Barry’s flight is grounded, and the plane’s captain walks to his seat to hand him a phone. “I told you we shouldn’t have come,” Barry expresses in dismay.
Episode Verdict / Grade: B-
‘Tyrant’ has a fascinating premise and setting. The ‘Pilot’ episode has very glossy production values, and sets up some potentially riveting storylines involving Barry’s family obligations. With the president dead and his heir at the very least sidelined, Barry will reluctantly become embroiled in politics that he wants no part of. I suspect that he’ll find himself turning into the tyrant he tried to escape.

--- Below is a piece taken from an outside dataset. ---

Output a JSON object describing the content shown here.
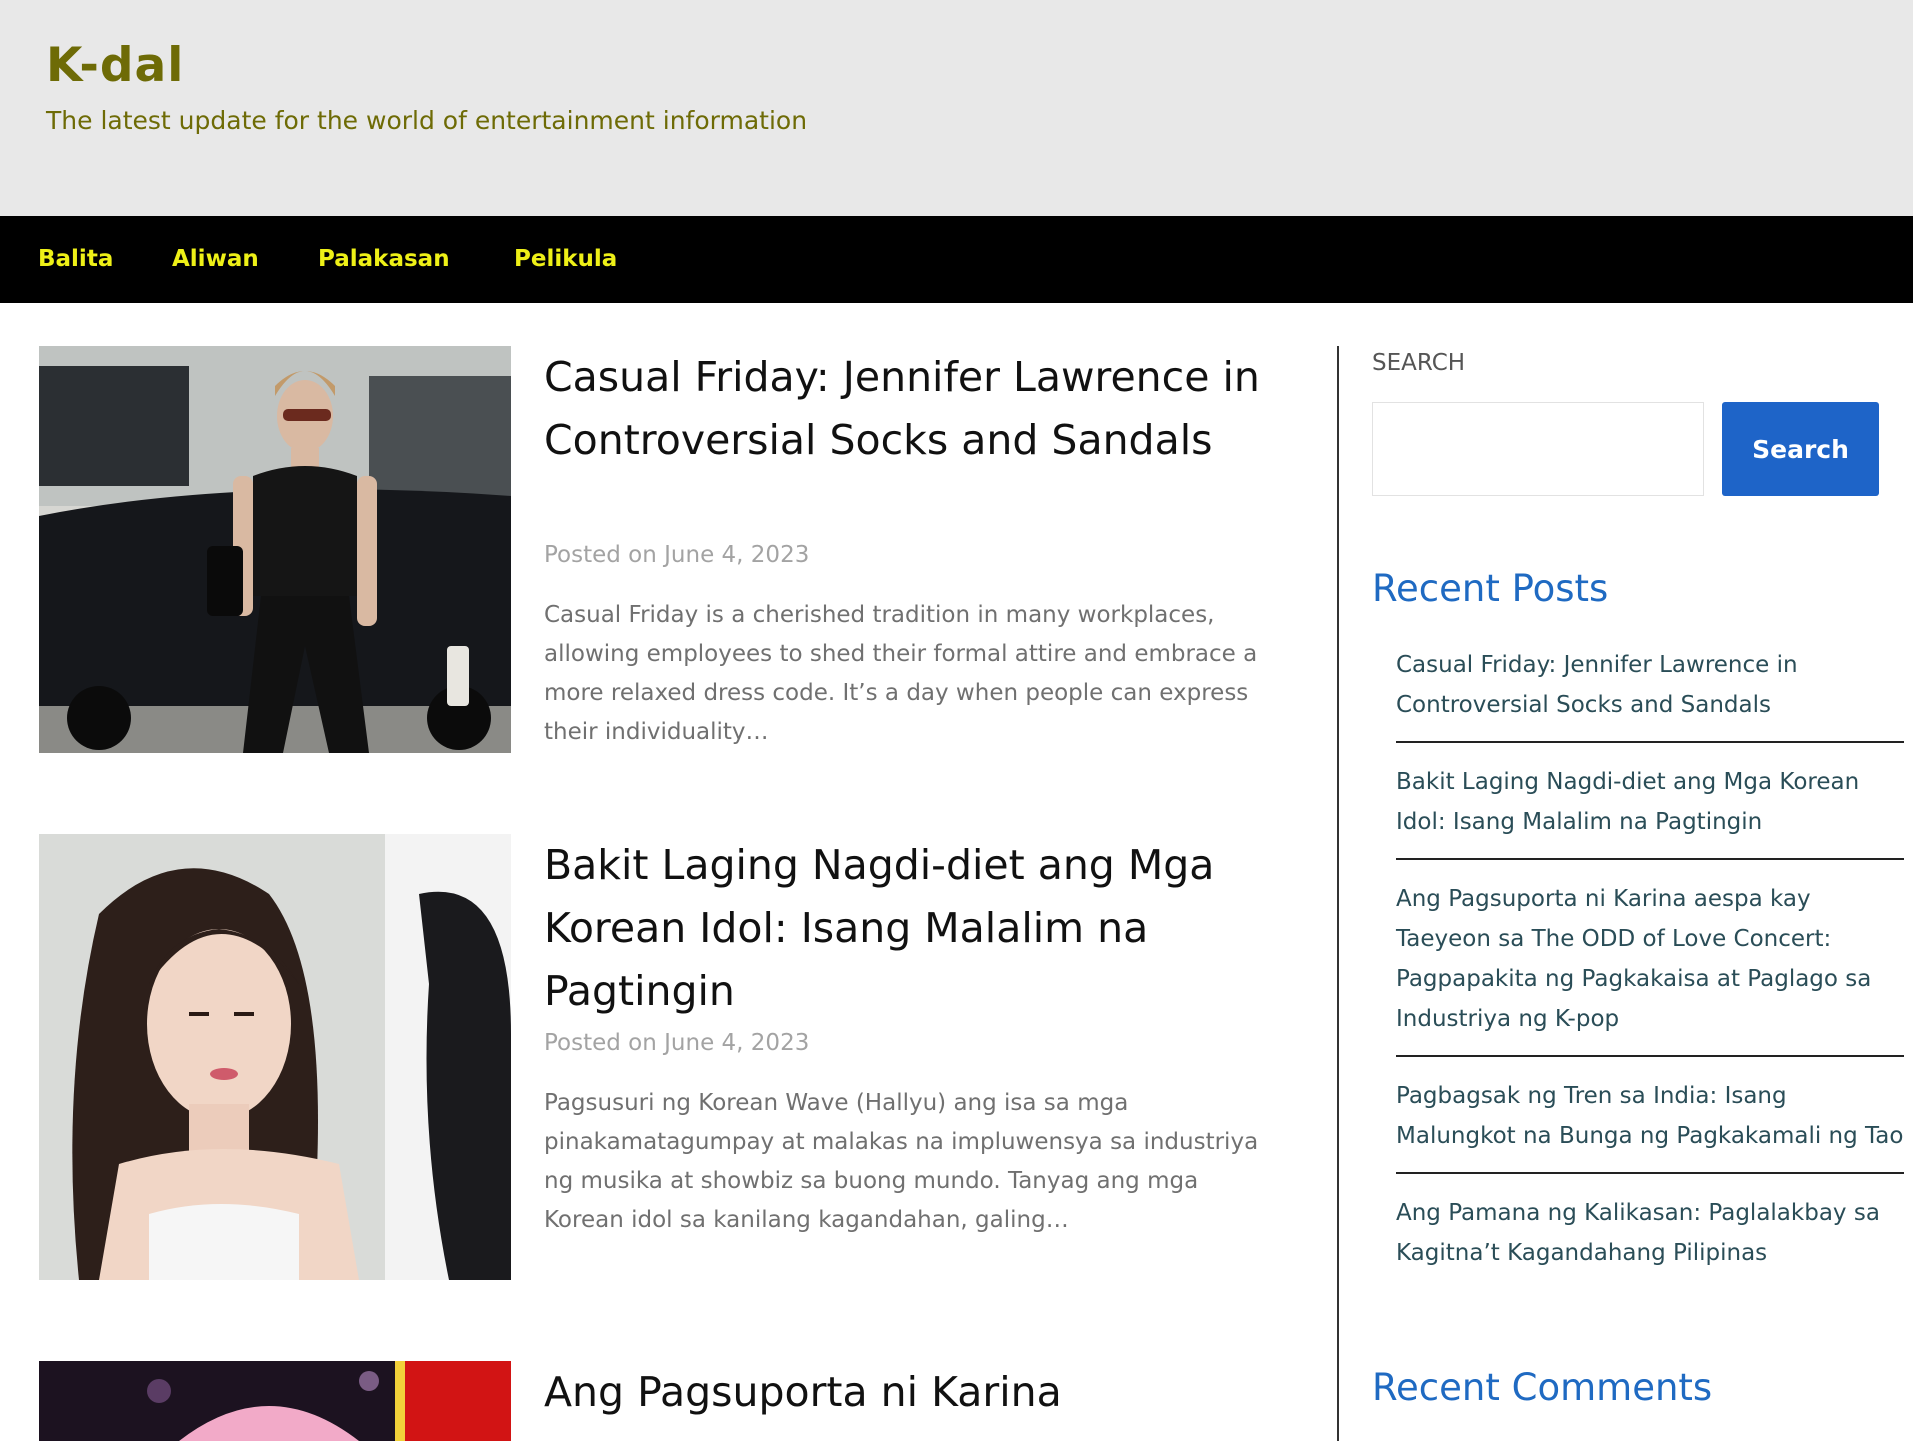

The problem with the series, unfortunately, is a lack of compelling lead characters. Barry himself is a cold fish, and spends the entire episode is a state of nearly catatonic shell shock. This makes sense narratively given the character’s background and experiences, but he never lets viewers crack through his shell.
His wife Molly is… well, she’s an annoying idiot who is completely incapable of taking a hint about anything. She’s been married to this guy for 19 years, yet can’t see that he’s absolutely terrified at the prospect of visiting his family again? This is just a very badly written character.
Likewise, gay son Sammy thinks it’s a brilliant idea to go to an Islamic Middle Eastern country and flirt with a boy his own age in a steam room. Yeah, I get that teenagers are morons, but did the show’s writers really need to saddle Barry with a dipshit teenage son just for the sake of manufacturing some soap opera drama?
Can problems like this be overcome? I hope so. I think the show has potential, but I will need to reserve final judgment until I see how it develops over the next few episodes.